**DIRECTIONS FOR THIS TASK**
Output the entries verbatim, including every line.

[Excerpts from a dataset]
■ ■ ■
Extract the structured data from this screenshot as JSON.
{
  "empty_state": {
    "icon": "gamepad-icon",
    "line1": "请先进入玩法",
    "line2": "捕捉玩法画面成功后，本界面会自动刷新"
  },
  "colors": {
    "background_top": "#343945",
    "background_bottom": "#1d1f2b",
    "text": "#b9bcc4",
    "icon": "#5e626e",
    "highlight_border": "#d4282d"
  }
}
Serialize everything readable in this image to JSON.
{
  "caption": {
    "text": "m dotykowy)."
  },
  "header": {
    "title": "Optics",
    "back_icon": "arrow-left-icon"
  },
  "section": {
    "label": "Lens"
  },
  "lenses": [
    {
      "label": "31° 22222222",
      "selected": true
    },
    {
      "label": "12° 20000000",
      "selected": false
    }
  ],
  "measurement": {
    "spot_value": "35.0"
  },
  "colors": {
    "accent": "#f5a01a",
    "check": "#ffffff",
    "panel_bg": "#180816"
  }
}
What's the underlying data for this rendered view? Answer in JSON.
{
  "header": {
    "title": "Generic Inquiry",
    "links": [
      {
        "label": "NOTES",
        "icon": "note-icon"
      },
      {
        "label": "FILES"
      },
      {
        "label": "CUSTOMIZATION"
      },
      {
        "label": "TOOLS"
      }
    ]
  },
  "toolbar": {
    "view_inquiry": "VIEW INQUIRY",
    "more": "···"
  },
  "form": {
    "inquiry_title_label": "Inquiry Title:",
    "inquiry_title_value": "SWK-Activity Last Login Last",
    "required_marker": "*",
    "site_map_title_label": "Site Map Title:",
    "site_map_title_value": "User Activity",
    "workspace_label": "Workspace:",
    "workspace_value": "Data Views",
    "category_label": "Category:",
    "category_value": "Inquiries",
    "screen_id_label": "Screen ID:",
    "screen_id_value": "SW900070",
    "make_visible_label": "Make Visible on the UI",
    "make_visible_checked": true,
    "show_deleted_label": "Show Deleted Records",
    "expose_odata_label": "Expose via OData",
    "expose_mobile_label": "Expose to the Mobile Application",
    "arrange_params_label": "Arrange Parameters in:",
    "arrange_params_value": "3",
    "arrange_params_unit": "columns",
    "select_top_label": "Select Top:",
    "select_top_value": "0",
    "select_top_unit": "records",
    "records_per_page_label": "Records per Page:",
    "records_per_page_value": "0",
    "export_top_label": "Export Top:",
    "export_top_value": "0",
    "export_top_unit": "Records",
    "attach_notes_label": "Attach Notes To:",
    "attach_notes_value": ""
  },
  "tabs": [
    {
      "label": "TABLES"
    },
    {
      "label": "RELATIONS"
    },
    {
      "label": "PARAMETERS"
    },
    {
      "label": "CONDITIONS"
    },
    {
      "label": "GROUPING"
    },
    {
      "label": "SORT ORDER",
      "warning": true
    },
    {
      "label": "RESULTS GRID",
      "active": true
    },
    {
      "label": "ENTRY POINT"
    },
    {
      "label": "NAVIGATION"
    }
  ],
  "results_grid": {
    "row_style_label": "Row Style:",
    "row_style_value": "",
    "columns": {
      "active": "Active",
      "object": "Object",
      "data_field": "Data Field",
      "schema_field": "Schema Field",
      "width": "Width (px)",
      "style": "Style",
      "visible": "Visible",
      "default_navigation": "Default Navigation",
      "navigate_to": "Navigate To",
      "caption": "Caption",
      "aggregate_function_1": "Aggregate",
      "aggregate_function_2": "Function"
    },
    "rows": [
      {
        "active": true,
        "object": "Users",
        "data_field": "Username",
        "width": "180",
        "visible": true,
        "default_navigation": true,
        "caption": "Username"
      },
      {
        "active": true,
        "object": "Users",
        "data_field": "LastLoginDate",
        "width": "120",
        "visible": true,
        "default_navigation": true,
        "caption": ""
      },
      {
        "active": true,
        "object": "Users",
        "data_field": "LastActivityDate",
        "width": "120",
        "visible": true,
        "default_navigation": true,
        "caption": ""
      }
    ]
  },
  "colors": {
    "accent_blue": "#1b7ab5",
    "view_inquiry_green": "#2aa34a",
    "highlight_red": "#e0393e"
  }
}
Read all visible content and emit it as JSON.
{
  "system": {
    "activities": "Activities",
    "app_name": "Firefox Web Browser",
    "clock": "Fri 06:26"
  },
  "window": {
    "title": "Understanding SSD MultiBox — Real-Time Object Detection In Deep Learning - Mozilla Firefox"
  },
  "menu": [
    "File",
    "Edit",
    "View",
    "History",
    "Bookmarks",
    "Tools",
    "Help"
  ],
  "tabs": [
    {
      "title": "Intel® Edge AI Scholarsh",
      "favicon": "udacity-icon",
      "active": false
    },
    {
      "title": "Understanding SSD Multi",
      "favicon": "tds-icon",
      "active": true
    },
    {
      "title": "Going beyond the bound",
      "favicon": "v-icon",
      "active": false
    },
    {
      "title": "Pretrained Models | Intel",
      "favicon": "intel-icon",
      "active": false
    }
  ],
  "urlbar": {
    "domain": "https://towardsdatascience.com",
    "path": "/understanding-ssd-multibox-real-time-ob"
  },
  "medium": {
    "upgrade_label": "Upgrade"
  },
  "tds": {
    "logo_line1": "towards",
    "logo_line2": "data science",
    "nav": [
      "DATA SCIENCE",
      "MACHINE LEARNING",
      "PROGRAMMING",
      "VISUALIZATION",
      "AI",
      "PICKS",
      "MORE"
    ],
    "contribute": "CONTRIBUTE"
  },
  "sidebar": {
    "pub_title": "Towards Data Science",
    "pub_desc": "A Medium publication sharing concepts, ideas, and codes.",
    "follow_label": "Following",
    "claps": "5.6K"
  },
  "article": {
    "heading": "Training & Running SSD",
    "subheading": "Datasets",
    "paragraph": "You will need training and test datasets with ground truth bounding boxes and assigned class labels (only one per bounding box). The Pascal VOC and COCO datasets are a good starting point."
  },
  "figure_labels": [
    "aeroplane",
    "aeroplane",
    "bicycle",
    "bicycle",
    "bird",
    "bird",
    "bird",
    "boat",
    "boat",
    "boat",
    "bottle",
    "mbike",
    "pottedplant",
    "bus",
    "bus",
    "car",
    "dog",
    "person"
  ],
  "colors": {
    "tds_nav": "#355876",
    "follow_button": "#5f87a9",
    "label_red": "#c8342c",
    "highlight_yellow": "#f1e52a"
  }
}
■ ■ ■
**OUTPUT OF THE EXERCISE**
Extract the structured data from this screenshot as JSON.
{
  "empty_state": {
    "icon": "gamepad-icon",
    "line1": "请先进入玩法",
    "line2": "捕捉玩法画面成功后，本界面会自动刷新"
  },
  "colors": {
    "background_top": "#343945",
    "background_bottom": "#1d1f2b",
    "text": "#b9bcc4",
    "icon": "#5e626e",
    "highlight_border": "#d4282d"
  }
}
Serialize everything readable in this image to JSON.
{
  "caption": {
    "text": "m dotykowy)."
  },
  "header": {
    "title": "Optics",
    "back_icon": "arrow-left-icon"
  },
  "section": {
    "label": "Lens"
  },
  "lenses": [
    {
      "label": "31° 22222222",
      "selected": true
    },
    {
      "label": "12° 20000000",
      "selected": false
    }
  ],
  "measurement": {
    "spot_value": "35.0"
  },
  "colors": {
    "accent": "#f5a01a",
    "check": "#ffffff",
    "panel_bg": "#180816"
  }
}
What's the underlying data for this rendered view? Answer in JSON.
{
  "header": {
    "title": "Generic Inquiry",
    "links": [
      {
        "label": "NOTES",
        "icon": "note-icon"
      },
      {
        "label": "FILES"
      },
      {
        "label": "CUSTOMIZATION"
      },
      {
        "label": "TOOLS"
      }
    ]
  },
  "toolbar": {
    "view_inquiry": "VIEW INQUIRY",
    "more": "···"
  },
  "form": {
    "inquiry_title_label": "Inquiry Title:",
    "inquiry_title_value": "SWK-Activity Last Login Last",
    "required_marker": "*",
    "site_map_title_label": "Site Map Title:",
    "site_map_title_value": "User Activity",
    "workspace_label": "Workspace:",
    "workspace_value": "Data Views",
    "category_label": "Category:",
    "category_value": "Inquiries",
    "screen_id_label": "Screen ID:",
    "screen_id_value": "SW900070",
    "make_visible_label": "Make Visible on the UI",
    "make_visible_checked": true,
    "show_deleted_label": "Show Deleted Records",
    "expose_odata_label": "Expose via OData",
    "expose_mobile_label": "Expose to the Mobile Application",
    "arrange_params_label": "Arrange Parameters in:",
    "arrange_params_value": "3",
    "arrange_params_unit": "columns",
    "select_top_label": "Select Top:",
    "select_top_value": "0",
    "select_top_unit": "records",
    "records_per_page_label": "Records per Page:",
    "records_per_page_value": "0",
    "export_top_label": "Export Top:",
    "export_top_value": "0",
    "export_top_unit": "Records",
    "attach_notes_label": "Attach Notes To:",
    "attach_notes_value": ""
  },
  "tabs": [
    {
      "label": "TABLES"
    },
    {
      "label": "RELATIONS"
    },
    {
      "label": "PARAMETERS"
    },
    {
      "label": "CONDITIONS"
    },
    {
      "label": "GROUPING"
    },
    {
      "label": "SORT ORDER",
      "warning": true
    },
    {
      "label": "RESULTS GRID",
      "active": true
    },
    {
      "label": "ENTRY POINT"
    },
    {
      "label": "NAVIGATION"
    }
  ],
  "results_grid": {
    "row_style_label": "Row Style:",
    "row_style_value": "",
    "columns": {
      "active": "Active",
      "object": "Object",
      "data_field": "Data Field",
      "schema_field": "Schema Field",
      "width": "Width (px)",
      "style": "Style",
      "visible": "Visible",
      "default_navigation": "Default Navigation",
      "navigate_to": "Navigate To",
      "caption": "Caption",
      "aggregate_function_1": "Aggregate",
      "aggregate_function_2": "Function"
    },
    "rows": [
      {
        "active": true,
        "object": "Users",
        "data_field": "Username",
        "width": "180",
        "visible": true,
        "default_navigation": true,
        "caption": "Username"
      },
      {
        "active": true,
        "object": "Users",
        "data_field": "LastLoginDate",
        "width": "120",
        "visible": true,
        "default_navigation": true,
        "caption": ""
      },
      {
        "active": true,
        "object": "Users",
        "data_field": "LastActivityDate",
        "width": "120",
        "visible": true,
        "default_navigation": true,
        "caption": ""
      }
    ]
  },
  "colors": {
    "accent_blue": "#1b7ab5",
    "view_inquiry_green": "#2aa34a",
    "highlight_red": "#e0393e"
  }
}
Read all visible content and emit it as JSON.
{
  "system": {
    "activities": "Activities",
    "app_name": "Firefox Web Browser",
    "clock": "Fri 06:26"
  },
  "window": {
    "title": "Understanding SSD MultiBox — Real-Time Object Detection In Deep Learning - Mozilla Firefox"
  },
  "menu": [
    "File",
    "Edit",
    "View",
    "History",
    "Bookmarks",
    "Tools",
    "Help"
  ],
  "tabs": [
    {
      "title": "Intel® Edge AI Scholarsh",
      "favicon": "udacity-icon",
      "active": false
    },
    {
      "title": "Understanding SSD Multi",
      "favicon": "tds-icon",
      "active": true
    },
    {
      "title": "Going beyond the bound",
      "favicon": "v-icon",
      "active": false
    },
    {
      "title": "Pretrained Models | Intel",
      "favicon": "intel-icon",
      "active": false
    }
  ],
  "urlbar": {
    "domain": "https://towardsdatascience.com",
    "path": "/understanding-ssd-multibox-real-time-ob"
  },
  "medium": {
    "upgrade_label": "Upgrade"
  },
  "tds": {
    "logo_line1": "towards",
    "logo_line2": "data science",
    "nav": [
      "DATA SCIENCE",
      "MACHINE LEARNING",
      "PROGRAMMING",
      "VISUALIZATION",
      "AI",
      "PICKS",
      "MORE"
    ],
    "contribute": "CONTRIBUTE"
  },
  "sidebar": {
    "pub_title": "Towards Data Science",
    "pub_desc": "A Medium publication sharing concepts, ideas, and codes.",
    "follow_label": "Following",
    "claps": "5.6K"
  },
  "article": {
    "heading": "Training & Running SSD",
    "subheading": "Datasets",
    "paragraph": "You will need training and test datasets with ground truth bounding boxes and assigned class labels (only one per bounding box). The Pascal VOC and COCO datasets are a good starting point."
  },
  "figure_labels": [
    "aeroplane",
    "aeroplane",
    "bicycle",
    "bicycle",
    "bird",
    "bird",
    "bird",
    "boat",
    "boat",
    "boat",
    "bottle",
    "mbike",
    "pottedplant",
    "bus",
    "bus",
    "car",
    "dog",
    "person"
  ],
  "colors": {
    "tds_nav": "#355876",
    "follow_button": "#5f87a9",
    "label_red": "#c8342c",
    "highlight_yellow": "#f1e52a"
  }
}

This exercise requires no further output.